The problem: In how many lines of the records below does the word "this" appear? Reply with the number only.

Exercise data:
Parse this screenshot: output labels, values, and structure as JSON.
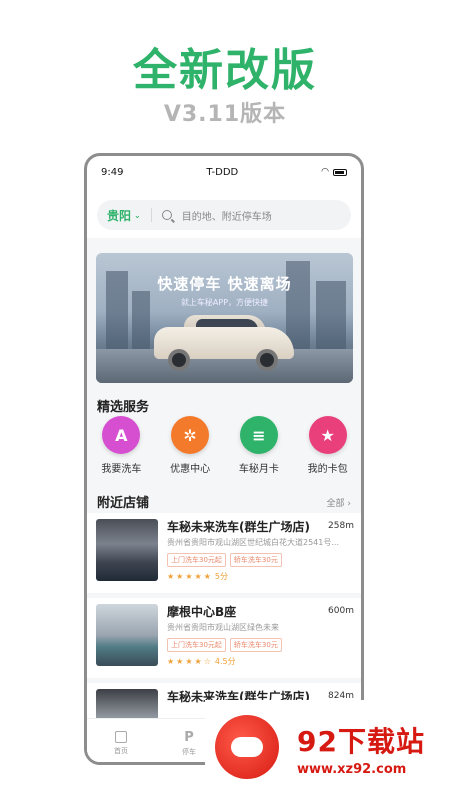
{
  "promo": {
    "title": "全新改版",
    "subtitle": "V3.11版本"
  },
  "statusbar": {
    "time": "9:49",
    "carrier": "T-DDD"
  },
  "header": {
    "city": "贵阳",
    "search_placeholder": "目的地、附近停车场"
  },
  "banner": {
    "title": "快速停车 快速离场",
    "subtitle": "就上车秘APP，方便快捷"
  },
  "services": {
    "title": "精选服务",
    "items": [
      {
        "label": "我要洗车",
        "icon": "car-wash-icon",
        "color": "#d64fd0"
      },
      {
        "label": "优惠中心",
        "icon": "discount-icon",
        "color": "#f47a2b"
      },
      {
        "label": "车秘月卡",
        "icon": "monthly-card-icon",
        "color": "#2fb36b"
      },
      {
        "label": "我的卡包",
        "icon": "card-wallet-icon",
        "color": "#e93f7a"
      }
    ]
  },
  "nearby": {
    "title": "附近店铺",
    "more_label": "全部",
    "stores": [
      {
        "name": "车秘未来洗车(群生广场店)",
        "distance": "258m",
        "address": "贵州省贵阳市观山湖区世纪城白花大道2541号...",
        "tags": [
          "上门洗车30元起",
          "轿车洗车30元"
        ],
        "stars": "★★★★★",
        "score": "5分"
      },
      {
        "name": "摩根中心B座",
        "distance": "600m",
        "address": "贵州省贵阳市观山湖区绿色未来",
        "tags": [
          "上门洗车30元起",
          "轿车洗车30元"
        ],
        "stars": "★★★★☆",
        "score": "4.5分"
      },
      {
        "name": "车秘未来洗车(群生广场店)",
        "distance": "824m",
        "address": "",
        "tags": [],
        "stars": "",
        "score": ""
      }
    ]
  },
  "tabbar": {
    "items": [
      {
        "label": "首页",
        "icon": "home-icon"
      },
      {
        "label": "停车",
        "icon": "parking-icon"
      }
    ]
  },
  "watermark": {
    "name": "92下载站",
    "url": "www.xz92.com"
  }
}
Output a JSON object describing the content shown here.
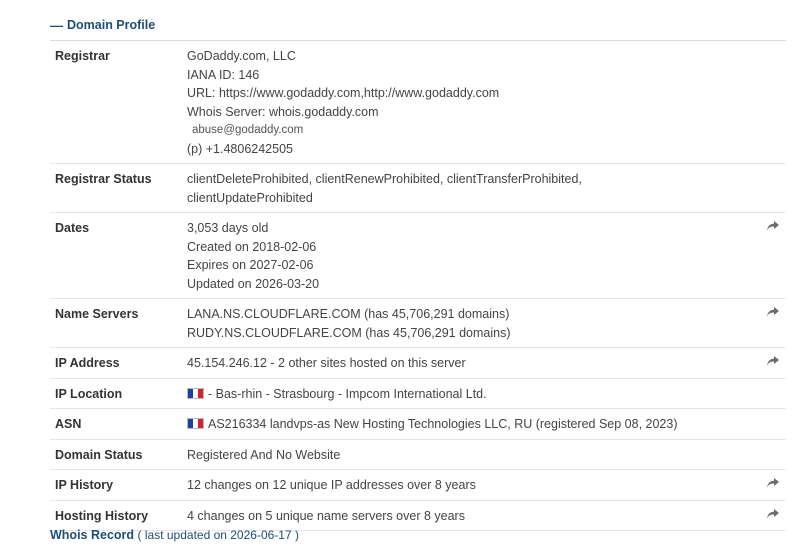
{
  "section": {
    "title": "Domain Profile",
    "collapse_icon": "minus-icon"
  },
  "rows": {
    "registrar": {
      "label": "Registrar",
      "lines": [
        "GoDaddy.com, LLC",
        "IANA ID: 146",
        "URL: https://www.godaddy.com,http://www.godaddy.com",
        "Whois Server: whois.godaddy.com",
        "abuse@godaddy.com",
        "(p) +1.4806242505"
      ]
    },
    "registrar_status": {
      "label": "Registrar Status",
      "lines": [
        "clientDeleteProhibited, clientRenewProhibited, clientTransferProhibited,",
        "clientUpdateProhibited"
      ]
    },
    "dates": {
      "label": "Dates",
      "lines": [
        "3,053 days old",
        "Created on 2018-02-06",
        "Expires on 2027-02-06",
        "Updated on 2026-03-20"
      ]
    },
    "name_servers": {
      "label": "Name Servers",
      "lines": [
        "LANA.NS.CLOUDFLARE.COM (has 45,706,291 domains)",
        "RUDY.NS.CLOUDFLARE.COM (has 45,706,291 domains)"
      ]
    },
    "ip_address": {
      "label": "IP Address",
      "value": "45.154.246.12 - 2 other sites hosted on this server"
    },
    "ip_location": {
      "label": "IP Location",
      "value": "- Bas-rhin - Strasbourg - Impcom International Ltd."
    },
    "asn": {
      "label": "ASN",
      "value": "AS216334 landvps-as New Hosting Technologies LLC, RU (registered Sep 08, 2023)"
    },
    "domain_status": {
      "label": "Domain Status",
      "value": "Registered And No Website"
    },
    "ip_history": {
      "label": "IP History",
      "value": "12 changes on 12 unique IP addresses over 8 years"
    },
    "hosting_history": {
      "label": "Hosting History",
      "value": "4 changes on 5 unique name servers over 8 years"
    }
  },
  "icons": {
    "share": "share-arrow-icon",
    "flag": "france-flag-icon"
  },
  "whois": {
    "title": "Whois Record",
    "note": "( last updated on 2026-06-17 )"
  },
  "colors": {
    "accent": "#1d4e74",
    "border": "#e3e6e9"
  }
}
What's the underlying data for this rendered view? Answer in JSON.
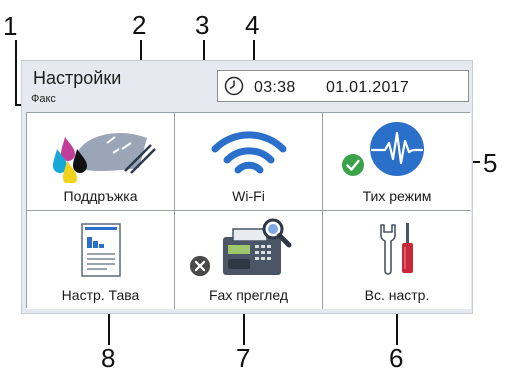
{
  "callouts": {
    "n1": "1",
    "n2": "2",
    "n3": "3",
    "n4": "4",
    "n5": "5",
    "n6": "6",
    "n7": "7",
    "n8": "8"
  },
  "header": {
    "title": "Настройки",
    "subtitle": "Факс"
  },
  "status": {
    "time": "03:38",
    "date": "01.01.2017"
  },
  "tiles": [
    {
      "label": "Поддръжка",
      "icon": "ink-cartridge-icon"
    },
    {
      "label": "Wi-Fi",
      "icon": "wifi-icon"
    },
    {
      "label": "Тих режим",
      "icon": "quiet-mode-icon",
      "status": "on"
    },
    {
      "label": "Настр. Тава",
      "icon": "tray-settings-icon"
    },
    {
      "label": "Fax преглед",
      "icon": "fax-preview-icon",
      "status": "off"
    },
    {
      "label": "Вс. настр.",
      "icon": "all-settings-icon"
    }
  ],
  "colors": {
    "accent_blue": "#2a6fc9",
    "check_green": "#3aa34a",
    "off_gray": "#4a4a4a",
    "screwdriver_red": "#c8283a"
  }
}
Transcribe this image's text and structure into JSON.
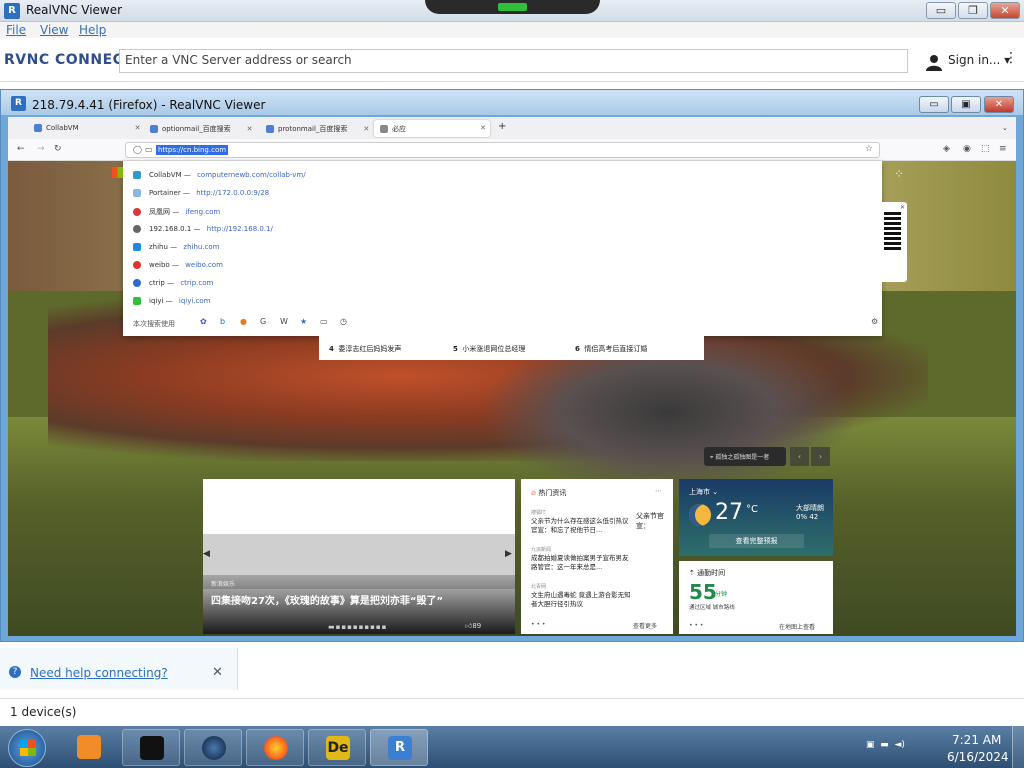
{
  "window": {
    "title": "RealVNC Viewer",
    "app_icon": "realvnc-icon",
    "min_label": "▭",
    "max_label": "❐",
    "close_label": "✕"
  },
  "menu": {
    "file": "File",
    "view": "View",
    "help": "Help"
  },
  "connect": {
    "logo": "RVNC CONNECT",
    "address_placeholder": "Enter a VNC Server address or search",
    "sign_in": "Sign in...",
    "sign_in_caret": "▾",
    "more": "⋮"
  },
  "session": {
    "title": "218.79.4.41 (Firefox) - RealVNC Viewer",
    "min_label": "▭",
    "max_label": "▣",
    "close_label": "✕"
  },
  "firefox": {
    "tabs": [
      {
        "label": "CollabVM"
      },
      {
        "label": "optionmail_百度搜索"
      },
      {
        "label": "protonmail_百度搜索"
      },
      {
        "label": "必应"
      }
    ],
    "new_tab": "+",
    "url_selected": "https://cn.bing.com",
    "dropdown": {
      "rows": [
        {
          "name": "CollabVM",
          "url": "computernewb.com/collab-vm/",
          "color": "#2e9ad0"
        },
        {
          "name": "Portainer",
          "url": "http://172.0.0.0:9/28",
          "color": "#8bb8e0"
        },
        {
          "name": "凤凰网",
          "url": "ifeng.com",
          "color": "#d9363e"
        },
        {
          "name": "192.168.0.1",
          "url": "http://192.168.0.1/",
          "color": "#666666"
        },
        {
          "name": "zhihu",
          "url": "zhihu.com",
          "color": "#1e8ae0"
        },
        {
          "name": "weibo",
          "url": "weibo.com",
          "color": "#e2332c"
        },
        {
          "name": "ctrip",
          "url": "ctrip.com",
          "color": "#2a6bd0"
        },
        {
          "name": "iqiyi",
          "url": "iqiyi.com",
          "color": "#2fbf3a"
        }
      ],
      "footer": "本次搜索使用"
    }
  },
  "page": {
    "trending": [
      {
        "num": "4",
        "text": "委淳志红后妈妈发声"
      },
      {
        "num": "5",
        "text": "小米涨退网位总经理"
      },
      {
        "num": "6",
        "text": "情侣高考后直接订婚"
      }
    ],
    "location": "孤独之孤独图是一者",
    "hero": {
      "source": "新浪娱乐",
      "title": "四集接吻27次，《玫瑰的故事》算是把刘亦菲“毁了”",
      "likes": "89"
    },
    "hot": {
      "heading": "热门资讯",
      "items": [
        {
          "source": "搜狐IT",
          "text": "父亲节为什么存在感这么低引热议 官宣：和忘了祝他节日..."
        },
        {
          "source": "九派新闻",
          "text": "成都拍婚夏读做拍案男子宣布男友路管官：这一年来总是..."
        },
        {
          "source": "北青网",
          "text": "文生府山遇毒蛇 竟遇上游合影无知者大胆行径引热议"
        }
      ],
      "side": "父亲节官宣：",
      "more": "查看更多"
    },
    "weather": {
      "city": "上海市",
      "temp": "27",
      "unit": "°C",
      "desc": "大部晴朗",
      "extra": "0%  42",
      "button": "查看完整预报"
    },
    "commute": {
      "label": "通勤时间",
      "value": "55",
      "unit": "分钟",
      "sub": "通过区域 城市路线",
      "more": "在地图上查看"
    }
  },
  "help": {
    "link": "Need help connecting?",
    "icon": "?",
    "close": "✕"
  },
  "status": {
    "devices": "1 device(s)"
  },
  "taskbar": {
    "items": [
      {
        "icon": "media-player-icon",
        "color": "#f28c28"
      },
      {
        "icon": "terminal-icon",
        "color": "#111111"
      },
      {
        "icon": "globe-icon",
        "color": "#1a3a66"
      },
      {
        "icon": "firefox-icon",
        "color": "#ff7a1a"
      },
      {
        "icon": "deskedit-icon",
        "color": "#e0b818"
      },
      {
        "icon": "realvnc-taskbar-icon",
        "color": "#3c7fd0"
      }
    ],
    "time": "7:21 AM",
    "date": "6/16/2024"
  }
}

Answer area: 4